• **WORK ORDER**:
Every line of the data must be copied exactly.

• **RECORDS SUPPLIED**:
_____

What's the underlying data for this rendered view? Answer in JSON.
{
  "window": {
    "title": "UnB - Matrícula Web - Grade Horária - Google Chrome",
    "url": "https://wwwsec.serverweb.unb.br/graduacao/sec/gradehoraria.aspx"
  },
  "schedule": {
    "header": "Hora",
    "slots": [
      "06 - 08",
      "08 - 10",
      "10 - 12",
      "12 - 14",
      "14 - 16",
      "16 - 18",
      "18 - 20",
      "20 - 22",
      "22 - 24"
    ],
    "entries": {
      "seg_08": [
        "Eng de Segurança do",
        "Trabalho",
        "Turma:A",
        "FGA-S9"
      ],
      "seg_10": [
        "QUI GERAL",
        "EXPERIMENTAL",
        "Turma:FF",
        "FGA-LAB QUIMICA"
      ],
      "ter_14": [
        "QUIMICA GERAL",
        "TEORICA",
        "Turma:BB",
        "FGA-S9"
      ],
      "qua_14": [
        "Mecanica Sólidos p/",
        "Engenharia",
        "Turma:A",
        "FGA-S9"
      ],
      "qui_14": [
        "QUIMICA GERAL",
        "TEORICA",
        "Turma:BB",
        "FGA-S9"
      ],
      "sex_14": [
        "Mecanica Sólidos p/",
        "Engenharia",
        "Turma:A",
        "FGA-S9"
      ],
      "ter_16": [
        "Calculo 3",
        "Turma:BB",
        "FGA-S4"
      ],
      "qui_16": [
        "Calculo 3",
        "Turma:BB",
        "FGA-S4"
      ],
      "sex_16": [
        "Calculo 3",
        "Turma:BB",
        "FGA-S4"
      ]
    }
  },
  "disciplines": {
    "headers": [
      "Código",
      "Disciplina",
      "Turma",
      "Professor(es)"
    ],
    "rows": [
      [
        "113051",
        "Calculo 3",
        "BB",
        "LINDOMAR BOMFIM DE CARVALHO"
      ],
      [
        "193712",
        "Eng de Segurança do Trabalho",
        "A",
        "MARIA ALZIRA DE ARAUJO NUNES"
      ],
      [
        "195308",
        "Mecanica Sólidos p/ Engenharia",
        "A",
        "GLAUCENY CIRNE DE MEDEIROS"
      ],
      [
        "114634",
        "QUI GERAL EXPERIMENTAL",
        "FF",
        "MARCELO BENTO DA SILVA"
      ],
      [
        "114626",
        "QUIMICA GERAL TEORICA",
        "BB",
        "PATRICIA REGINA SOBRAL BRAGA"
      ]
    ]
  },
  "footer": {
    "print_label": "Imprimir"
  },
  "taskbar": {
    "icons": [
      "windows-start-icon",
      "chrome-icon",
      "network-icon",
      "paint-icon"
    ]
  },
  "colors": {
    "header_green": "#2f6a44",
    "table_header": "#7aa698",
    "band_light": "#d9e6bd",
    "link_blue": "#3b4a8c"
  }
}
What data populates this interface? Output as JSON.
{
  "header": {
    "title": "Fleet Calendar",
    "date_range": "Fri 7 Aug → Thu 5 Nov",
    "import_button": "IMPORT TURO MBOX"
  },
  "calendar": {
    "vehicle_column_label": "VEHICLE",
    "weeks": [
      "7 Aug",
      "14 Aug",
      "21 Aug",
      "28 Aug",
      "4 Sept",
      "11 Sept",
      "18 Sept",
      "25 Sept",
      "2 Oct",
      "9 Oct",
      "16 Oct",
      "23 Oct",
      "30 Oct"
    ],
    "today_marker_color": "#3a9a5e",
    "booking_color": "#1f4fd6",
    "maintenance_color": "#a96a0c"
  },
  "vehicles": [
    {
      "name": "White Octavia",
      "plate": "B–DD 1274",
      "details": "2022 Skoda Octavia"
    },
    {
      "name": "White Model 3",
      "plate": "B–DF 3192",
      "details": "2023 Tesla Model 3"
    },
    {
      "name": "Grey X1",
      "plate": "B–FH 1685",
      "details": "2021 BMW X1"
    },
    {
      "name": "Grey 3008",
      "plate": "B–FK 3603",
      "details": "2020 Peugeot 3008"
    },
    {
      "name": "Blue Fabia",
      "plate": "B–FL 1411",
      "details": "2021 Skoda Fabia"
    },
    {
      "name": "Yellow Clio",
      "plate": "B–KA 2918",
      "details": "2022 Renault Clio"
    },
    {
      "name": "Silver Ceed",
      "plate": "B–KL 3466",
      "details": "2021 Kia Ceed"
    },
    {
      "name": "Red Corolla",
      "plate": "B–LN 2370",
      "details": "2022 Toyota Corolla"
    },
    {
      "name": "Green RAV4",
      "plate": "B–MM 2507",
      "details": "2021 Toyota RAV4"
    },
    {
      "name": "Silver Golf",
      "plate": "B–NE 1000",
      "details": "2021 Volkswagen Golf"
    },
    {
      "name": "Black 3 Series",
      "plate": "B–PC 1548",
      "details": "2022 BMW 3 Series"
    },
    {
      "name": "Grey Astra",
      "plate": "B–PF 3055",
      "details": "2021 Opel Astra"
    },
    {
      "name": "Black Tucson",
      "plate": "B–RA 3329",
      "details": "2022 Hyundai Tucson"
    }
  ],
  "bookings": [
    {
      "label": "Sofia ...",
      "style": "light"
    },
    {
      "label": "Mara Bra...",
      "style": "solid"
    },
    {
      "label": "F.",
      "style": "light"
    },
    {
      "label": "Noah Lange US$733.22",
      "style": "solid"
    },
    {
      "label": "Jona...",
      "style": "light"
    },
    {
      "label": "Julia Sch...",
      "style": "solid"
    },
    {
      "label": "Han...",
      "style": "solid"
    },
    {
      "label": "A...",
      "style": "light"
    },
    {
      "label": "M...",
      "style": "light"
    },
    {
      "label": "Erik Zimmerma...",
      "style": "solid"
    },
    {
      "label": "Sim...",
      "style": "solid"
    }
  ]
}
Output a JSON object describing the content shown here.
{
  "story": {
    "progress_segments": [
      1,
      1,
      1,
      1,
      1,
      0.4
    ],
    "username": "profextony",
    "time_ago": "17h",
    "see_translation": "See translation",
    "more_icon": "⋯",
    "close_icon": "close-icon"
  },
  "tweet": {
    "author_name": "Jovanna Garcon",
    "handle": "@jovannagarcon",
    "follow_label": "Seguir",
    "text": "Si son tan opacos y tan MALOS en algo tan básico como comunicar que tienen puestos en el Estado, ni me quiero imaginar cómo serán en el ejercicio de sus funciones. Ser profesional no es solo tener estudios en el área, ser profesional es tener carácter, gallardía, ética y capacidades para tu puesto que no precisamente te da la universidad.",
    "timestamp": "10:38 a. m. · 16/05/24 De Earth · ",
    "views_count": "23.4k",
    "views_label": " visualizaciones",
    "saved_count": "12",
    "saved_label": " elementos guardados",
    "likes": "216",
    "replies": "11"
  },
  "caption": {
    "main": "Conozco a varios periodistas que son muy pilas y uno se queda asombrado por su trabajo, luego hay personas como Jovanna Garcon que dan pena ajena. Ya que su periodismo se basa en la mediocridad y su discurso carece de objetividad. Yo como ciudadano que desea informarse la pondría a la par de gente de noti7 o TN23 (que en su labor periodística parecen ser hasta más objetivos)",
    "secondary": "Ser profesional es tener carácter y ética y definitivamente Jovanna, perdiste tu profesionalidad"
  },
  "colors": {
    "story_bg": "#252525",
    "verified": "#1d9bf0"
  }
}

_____

• **PROBLEM SOLUTION**:
What's the underlying data for this rendered view? Answer in JSON.
{
  "window": {
    "title": "UnB - Matrícula Web - Grade Horária - Google Chrome",
    "url": "https://wwwsec.serverweb.unb.br/graduacao/sec/gradehoraria.aspx"
  },
  "schedule": {
    "header": "Hora",
    "slots": [
      "06 - 08",
      "08 - 10",
      "10 - 12",
      "12 - 14",
      "14 - 16",
      "16 - 18",
      "18 - 20",
      "20 - 22",
      "22 - 24"
    ],
    "entries": {
      "seg_08": [
        "Eng de Segurança do",
        "Trabalho",
        "Turma:A",
        "FGA-S9"
      ],
      "seg_10": [
        "QUI GERAL",
        "EXPERIMENTAL",
        "Turma:FF",
        "FGA-LAB QUIMICA"
      ],
      "ter_14": [
        "QUIMICA GERAL",
        "TEORICA",
        "Turma:BB",
        "FGA-S9"
      ],
      "qua_14": [
        "Mecanica Sólidos p/",
        "Engenharia",
        "Turma:A",
        "FGA-S9"
      ],
      "qui_14": [
        "QUIMICA GERAL",
        "TEORICA",
        "Turma:BB",
        "FGA-S9"
      ],
      "sex_14": [
        "Mecanica Sólidos p/",
        "Engenharia",
        "Turma:A",
        "FGA-S9"
      ],
      "ter_16": [
        "Calculo 3",
        "Turma:BB",
        "FGA-S4"
      ],
      "qui_16": [
        "Calculo 3",
        "Turma:BB",
        "FGA-S4"
      ],
      "sex_16": [
        "Calculo 3",
        "Turma:BB",
        "FGA-S4"
      ]
    }
  },
  "disciplines": {
    "headers": [
      "Código",
      "Disciplina",
      "Turma",
      "Professor(es)"
    ],
    "rows": [
      [
        "113051",
        "Calculo 3",
        "BB",
        "LINDOMAR BOMFIM DE CARVALHO"
      ],
      [
        "193712",
        "Eng de Segurança do Trabalho",
        "A",
        "MARIA ALZIRA DE ARAUJO NUNES"
      ],
      [
        "195308",
        "Mecanica Sólidos p/ Engenharia",
        "A",
        "GLAUCENY CIRNE DE MEDEIROS"
      ],
      [
        "114634",
        "QUI GERAL EXPERIMENTAL",
        "FF",
        "MARCELO BENTO DA SILVA"
      ],
      [
        "114626",
        "QUIMICA GERAL TEORICA",
        "BB",
        "PATRICIA REGINA SOBRAL BRAGA"
      ]
    ]
  },
  "footer": {
    "print_label": "Imprimir"
  },
  "taskbar": {
    "icons": [
      "windows-start-icon",
      "chrome-icon",
      "network-icon",
      "paint-icon"
    ]
  },
  "colors": {
    "header_green": "#2f6a44",
    "table_header": "#7aa698",
    "band_light": "#d9e6bd",
    "link_blue": "#3b4a8c"
  }
}
What data populates this interface? Output as JSON.
{
  "header": {
    "title": "Fleet Calendar",
    "date_range": "Fri 7 Aug → Thu 5 Nov",
    "import_button": "IMPORT TURO MBOX"
  },
  "calendar": {
    "vehicle_column_label": "VEHICLE",
    "weeks": [
      "7 Aug",
      "14 Aug",
      "21 Aug",
      "28 Aug",
      "4 Sept",
      "11 Sept",
      "18 Sept",
      "25 Sept",
      "2 Oct",
      "9 Oct",
      "16 Oct",
      "23 Oct",
      "30 Oct"
    ],
    "today_marker_color": "#3a9a5e",
    "booking_color": "#1f4fd6",
    "maintenance_color": "#a96a0c"
  },
  "vehicles": [
    {
      "name": "White Octavia",
      "plate": "B–DD 1274",
      "details": "2022 Skoda Octavia"
    },
    {
      "name": "White Model 3",
      "plate": "B–DF 3192",
      "details": "2023 Tesla Model 3"
    },
    {
      "name": "Grey X1",
      "plate": "B–FH 1685",
      "details": "2021 BMW X1"
    },
    {
      "name": "Grey 3008",
      "plate": "B–FK 3603",
      "details": "2020 Peugeot 3008"
    },
    {
      "name": "Blue Fabia",
      "plate": "B–FL 1411",
      "details": "2021 Skoda Fabia"
    },
    {
      "name": "Yellow Clio",
      "plate": "B–KA 2918",
      "details": "2022 Renault Clio"
    },
    {
      "name": "Silver Ceed",
      "plate": "B–KL 3466",
      "details": "2021 Kia Ceed"
    },
    {
      "name": "Red Corolla",
      "plate": "B–LN 2370",
      "details": "2022 Toyota Corolla"
    },
    {
      "name": "Green RAV4",
      "plate": "B–MM 2507",
      "details": "2021 Toyota RAV4"
    },
    {
      "name": "Silver Golf",
      "plate": "B–NE 1000",
      "details": "2021 Volkswagen Golf"
    },
    {
      "name": "Black 3 Series",
      "plate": "B–PC 1548",
      "details": "2022 BMW 3 Series"
    },
    {
      "name": "Grey Astra",
      "plate": "B–PF 3055",
      "details": "2021 Opel Astra"
    },
    {
      "name": "Black Tucson",
      "plate": "B–RA 3329",
      "details": "2022 Hyundai Tucson"
    }
  ],
  "bookings": [
    {
      "label": "Sofia ...",
      "style": "light"
    },
    {
      "label": "Mara Bra...",
      "style": "solid"
    },
    {
      "label": "F.",
      "style": "light"
    },
    {
      "label": "Noah Lange US$733.22",
      "style": "solid"
    },
    {
      "label": "Jona...",
      "style": "light"
    },
    {
      "label": "Julia Sch...",
      "style": "solid"
    },
    {
      "label": "Han...",
      "style": "solid"
    },
    {
      "label": "A...",
      "style": "light"
    },
    {
      "label": "M...",
      "style": "light"
    },
    {
      "label": "Erik Zimmerma...",
      "style": "solid"
    },
    {
      "label": "Sim...",
      "style": "solid"
    }
  ]
}
Output a JSON object describing the content shown here.
{
  "story": {
    "progress_segments": [
      1,
      1,
      1,
      1,
      1,
      0.4
    ],
    "username": "profextony",
    "time_ago": "17h",
    "see_translation": "See translation",
    "more_icon": "⋯",
    "close_icon": "close-icon"
  },
  "tweet": {
    "author_name": "Jovanna Garcon",
    "handle": "@jovannagarcon",
    "follow_label": "Seguir",
    "text": "Si son tan opacos y tan MALOS en algo tan básico como comunicar que tienen puestos en el Estado, ni me quiero imaginar cómo serán en el ejercicio de sus funciones. Ser profesional no es solo tener estudios en el área, ser profesional es tener carácter, gallardía, ética y capacidades para tu puesto que no precisamente te da la universidad.",
    "timestamp": "10:38 a. m. · 16/05/24 De Earth · ",
    "views_count": "23.4k",
    "views_label": " visualizaciones",
    "saved_count": "12",
    "saved_label": " elementos guardados",
    "likes": "216",
    "replies": "11"
  },
  "caption": {
    "main": "Conozco a varios periodistas que son muy pilas y uno se queda asombrado por su trabajo, luego hay personas como Jovanna Garcon que dan pena ajena. Ya que su periodismo se basa en la mediocridad y su discurso carece de objetividad. Yo como ciudadano que desea informarse la pondría a la par de gente de noti7 o TN23 (que en su labor periodística parecen ser hasta más objetivos)",
    "secondary": "Ser profesional es tener carácter y ética y definitivamente Jovanna, perdiste tu profesionalidad"
  },
  "colors": {
    "story_bg": "#252525",
    "verified": "#1d9bf0"
  }
}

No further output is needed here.